### Material shown
════

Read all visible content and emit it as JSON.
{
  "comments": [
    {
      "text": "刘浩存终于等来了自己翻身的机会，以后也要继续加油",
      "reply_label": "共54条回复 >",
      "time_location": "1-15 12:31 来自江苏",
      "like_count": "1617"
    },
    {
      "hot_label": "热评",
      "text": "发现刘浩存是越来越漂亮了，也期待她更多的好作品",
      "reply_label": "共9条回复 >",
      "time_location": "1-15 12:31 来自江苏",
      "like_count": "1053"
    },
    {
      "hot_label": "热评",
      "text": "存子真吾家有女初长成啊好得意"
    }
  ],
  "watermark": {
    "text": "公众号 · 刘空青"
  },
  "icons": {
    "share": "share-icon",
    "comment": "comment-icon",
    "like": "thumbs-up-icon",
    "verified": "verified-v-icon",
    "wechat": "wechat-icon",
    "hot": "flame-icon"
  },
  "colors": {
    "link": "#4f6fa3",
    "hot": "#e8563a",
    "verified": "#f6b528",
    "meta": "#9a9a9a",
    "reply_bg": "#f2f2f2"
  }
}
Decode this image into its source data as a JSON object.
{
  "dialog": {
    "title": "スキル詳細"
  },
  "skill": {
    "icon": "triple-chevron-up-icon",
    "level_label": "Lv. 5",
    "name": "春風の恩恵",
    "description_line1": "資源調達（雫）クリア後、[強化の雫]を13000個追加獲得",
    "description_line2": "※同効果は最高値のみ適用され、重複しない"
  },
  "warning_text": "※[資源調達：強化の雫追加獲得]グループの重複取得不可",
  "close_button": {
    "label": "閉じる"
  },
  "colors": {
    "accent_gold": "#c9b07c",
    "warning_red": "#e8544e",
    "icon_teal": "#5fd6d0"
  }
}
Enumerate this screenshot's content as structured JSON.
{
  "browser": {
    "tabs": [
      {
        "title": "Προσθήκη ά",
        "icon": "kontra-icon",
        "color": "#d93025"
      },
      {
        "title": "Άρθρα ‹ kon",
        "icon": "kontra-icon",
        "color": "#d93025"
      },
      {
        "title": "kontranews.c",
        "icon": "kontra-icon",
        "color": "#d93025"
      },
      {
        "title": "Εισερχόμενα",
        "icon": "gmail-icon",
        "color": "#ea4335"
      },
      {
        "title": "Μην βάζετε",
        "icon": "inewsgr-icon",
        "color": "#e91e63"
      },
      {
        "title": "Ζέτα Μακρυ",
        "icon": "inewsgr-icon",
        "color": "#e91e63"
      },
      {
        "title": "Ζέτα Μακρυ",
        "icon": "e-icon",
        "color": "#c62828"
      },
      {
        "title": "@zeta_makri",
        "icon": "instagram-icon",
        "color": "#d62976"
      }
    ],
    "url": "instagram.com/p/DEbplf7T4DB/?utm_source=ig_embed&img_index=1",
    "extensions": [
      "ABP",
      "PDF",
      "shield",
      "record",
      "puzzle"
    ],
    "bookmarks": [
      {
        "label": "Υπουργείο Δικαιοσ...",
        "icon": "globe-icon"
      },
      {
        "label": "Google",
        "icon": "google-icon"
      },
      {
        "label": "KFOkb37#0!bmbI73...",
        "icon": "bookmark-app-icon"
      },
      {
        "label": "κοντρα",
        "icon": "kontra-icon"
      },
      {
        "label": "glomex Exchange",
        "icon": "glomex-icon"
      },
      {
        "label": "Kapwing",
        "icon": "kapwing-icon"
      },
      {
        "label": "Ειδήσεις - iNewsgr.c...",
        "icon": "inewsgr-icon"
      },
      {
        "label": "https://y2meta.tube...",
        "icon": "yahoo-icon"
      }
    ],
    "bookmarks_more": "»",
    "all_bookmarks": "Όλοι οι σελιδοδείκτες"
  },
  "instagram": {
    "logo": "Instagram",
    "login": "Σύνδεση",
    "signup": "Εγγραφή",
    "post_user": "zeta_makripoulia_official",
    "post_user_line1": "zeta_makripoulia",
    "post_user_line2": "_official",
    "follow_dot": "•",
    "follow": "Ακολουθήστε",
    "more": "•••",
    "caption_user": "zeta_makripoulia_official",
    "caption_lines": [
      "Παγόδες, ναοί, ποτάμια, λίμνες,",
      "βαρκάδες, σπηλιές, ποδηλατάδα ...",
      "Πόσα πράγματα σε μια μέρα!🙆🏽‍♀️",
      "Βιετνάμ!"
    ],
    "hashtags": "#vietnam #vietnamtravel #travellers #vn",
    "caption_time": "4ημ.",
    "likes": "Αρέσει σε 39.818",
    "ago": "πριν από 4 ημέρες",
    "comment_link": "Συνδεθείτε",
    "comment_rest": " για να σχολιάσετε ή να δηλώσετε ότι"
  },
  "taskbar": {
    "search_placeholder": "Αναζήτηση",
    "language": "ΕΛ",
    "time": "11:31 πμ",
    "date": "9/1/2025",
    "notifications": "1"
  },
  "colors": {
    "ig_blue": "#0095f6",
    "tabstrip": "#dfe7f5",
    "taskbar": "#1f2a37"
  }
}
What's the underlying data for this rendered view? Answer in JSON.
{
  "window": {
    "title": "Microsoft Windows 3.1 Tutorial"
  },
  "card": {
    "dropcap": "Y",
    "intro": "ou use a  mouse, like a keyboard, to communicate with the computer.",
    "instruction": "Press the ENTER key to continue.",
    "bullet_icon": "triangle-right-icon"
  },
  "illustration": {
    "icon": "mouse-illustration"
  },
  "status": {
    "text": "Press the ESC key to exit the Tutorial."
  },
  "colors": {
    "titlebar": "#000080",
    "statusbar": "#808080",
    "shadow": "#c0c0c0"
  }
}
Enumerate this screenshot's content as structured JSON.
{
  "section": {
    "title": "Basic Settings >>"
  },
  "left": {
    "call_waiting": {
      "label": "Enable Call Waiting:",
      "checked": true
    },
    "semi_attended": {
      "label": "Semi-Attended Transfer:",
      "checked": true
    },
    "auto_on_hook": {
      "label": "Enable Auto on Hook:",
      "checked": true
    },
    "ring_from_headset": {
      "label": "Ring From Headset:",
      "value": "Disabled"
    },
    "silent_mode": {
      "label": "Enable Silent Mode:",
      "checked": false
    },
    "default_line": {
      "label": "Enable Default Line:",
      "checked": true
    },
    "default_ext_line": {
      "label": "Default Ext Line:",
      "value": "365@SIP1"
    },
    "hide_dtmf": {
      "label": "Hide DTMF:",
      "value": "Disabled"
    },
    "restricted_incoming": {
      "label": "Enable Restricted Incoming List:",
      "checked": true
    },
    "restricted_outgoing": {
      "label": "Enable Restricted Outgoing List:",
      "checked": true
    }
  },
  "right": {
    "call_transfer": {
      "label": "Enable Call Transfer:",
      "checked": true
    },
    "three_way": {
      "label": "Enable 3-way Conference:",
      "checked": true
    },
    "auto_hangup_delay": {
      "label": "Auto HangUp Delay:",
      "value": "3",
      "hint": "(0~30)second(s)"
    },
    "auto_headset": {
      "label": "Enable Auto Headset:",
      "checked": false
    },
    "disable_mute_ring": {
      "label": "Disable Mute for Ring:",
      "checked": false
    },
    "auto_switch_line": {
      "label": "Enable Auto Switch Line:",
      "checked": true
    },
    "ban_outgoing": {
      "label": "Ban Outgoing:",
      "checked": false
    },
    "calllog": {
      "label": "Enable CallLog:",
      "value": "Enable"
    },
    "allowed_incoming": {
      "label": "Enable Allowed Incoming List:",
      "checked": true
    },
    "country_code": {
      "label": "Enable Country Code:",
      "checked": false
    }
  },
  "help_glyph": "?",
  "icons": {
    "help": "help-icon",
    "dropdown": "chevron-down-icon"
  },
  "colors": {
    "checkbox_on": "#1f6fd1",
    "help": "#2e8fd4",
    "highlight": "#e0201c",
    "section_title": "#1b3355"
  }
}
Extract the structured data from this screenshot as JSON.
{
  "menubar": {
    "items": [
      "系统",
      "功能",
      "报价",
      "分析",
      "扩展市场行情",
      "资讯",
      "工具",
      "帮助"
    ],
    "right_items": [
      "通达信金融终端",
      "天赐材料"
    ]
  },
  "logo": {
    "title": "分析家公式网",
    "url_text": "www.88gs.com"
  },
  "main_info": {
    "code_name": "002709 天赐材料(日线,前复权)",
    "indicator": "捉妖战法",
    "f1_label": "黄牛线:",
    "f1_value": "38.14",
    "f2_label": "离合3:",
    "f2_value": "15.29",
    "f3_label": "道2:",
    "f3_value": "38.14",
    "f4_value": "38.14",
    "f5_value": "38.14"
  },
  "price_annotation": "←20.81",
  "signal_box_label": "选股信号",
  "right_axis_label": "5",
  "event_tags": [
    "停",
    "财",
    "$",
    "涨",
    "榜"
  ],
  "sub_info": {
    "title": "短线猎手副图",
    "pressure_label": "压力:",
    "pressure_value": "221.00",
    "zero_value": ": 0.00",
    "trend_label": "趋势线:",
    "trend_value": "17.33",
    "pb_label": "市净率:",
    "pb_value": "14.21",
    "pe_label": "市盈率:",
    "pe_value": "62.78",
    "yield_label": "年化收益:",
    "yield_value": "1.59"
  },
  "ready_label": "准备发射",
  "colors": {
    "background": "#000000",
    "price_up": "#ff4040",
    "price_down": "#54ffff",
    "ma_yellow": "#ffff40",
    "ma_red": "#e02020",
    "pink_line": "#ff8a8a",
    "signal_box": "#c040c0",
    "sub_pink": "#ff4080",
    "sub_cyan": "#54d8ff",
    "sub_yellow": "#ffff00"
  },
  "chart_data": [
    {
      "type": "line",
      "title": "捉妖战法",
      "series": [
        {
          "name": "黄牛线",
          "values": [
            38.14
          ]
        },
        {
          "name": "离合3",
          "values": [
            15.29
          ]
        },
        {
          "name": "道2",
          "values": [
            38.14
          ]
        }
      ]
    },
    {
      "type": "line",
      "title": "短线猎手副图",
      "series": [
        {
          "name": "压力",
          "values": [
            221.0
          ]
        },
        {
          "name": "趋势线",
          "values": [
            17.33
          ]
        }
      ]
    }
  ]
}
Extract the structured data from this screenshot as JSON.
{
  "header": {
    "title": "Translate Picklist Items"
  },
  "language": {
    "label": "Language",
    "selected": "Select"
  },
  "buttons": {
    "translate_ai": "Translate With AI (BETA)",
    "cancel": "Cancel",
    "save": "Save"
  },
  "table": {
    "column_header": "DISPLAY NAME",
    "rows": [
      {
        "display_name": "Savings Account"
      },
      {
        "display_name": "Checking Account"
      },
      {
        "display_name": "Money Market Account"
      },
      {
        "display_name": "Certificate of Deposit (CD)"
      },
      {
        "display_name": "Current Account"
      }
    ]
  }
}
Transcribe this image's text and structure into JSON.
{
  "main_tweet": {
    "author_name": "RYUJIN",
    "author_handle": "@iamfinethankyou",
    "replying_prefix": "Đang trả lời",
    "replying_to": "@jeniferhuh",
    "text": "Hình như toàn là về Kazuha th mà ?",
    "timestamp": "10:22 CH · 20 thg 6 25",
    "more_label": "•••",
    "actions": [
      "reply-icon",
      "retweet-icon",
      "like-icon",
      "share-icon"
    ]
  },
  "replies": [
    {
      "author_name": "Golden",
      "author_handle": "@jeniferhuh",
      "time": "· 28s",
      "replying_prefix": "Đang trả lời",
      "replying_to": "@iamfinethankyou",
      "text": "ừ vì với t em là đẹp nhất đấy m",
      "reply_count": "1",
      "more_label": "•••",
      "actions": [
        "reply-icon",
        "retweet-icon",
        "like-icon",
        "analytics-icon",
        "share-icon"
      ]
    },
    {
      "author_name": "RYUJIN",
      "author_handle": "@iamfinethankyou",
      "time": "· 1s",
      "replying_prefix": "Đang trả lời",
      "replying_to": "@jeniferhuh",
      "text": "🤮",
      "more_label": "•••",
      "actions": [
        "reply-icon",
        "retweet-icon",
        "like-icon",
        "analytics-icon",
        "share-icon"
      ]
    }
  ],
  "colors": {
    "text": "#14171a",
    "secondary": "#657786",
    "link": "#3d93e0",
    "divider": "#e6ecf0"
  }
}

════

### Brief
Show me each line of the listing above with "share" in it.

### Problem solution
    "share": "share-icon",
      "share-icon"
        "share-icon"
        "share-icon"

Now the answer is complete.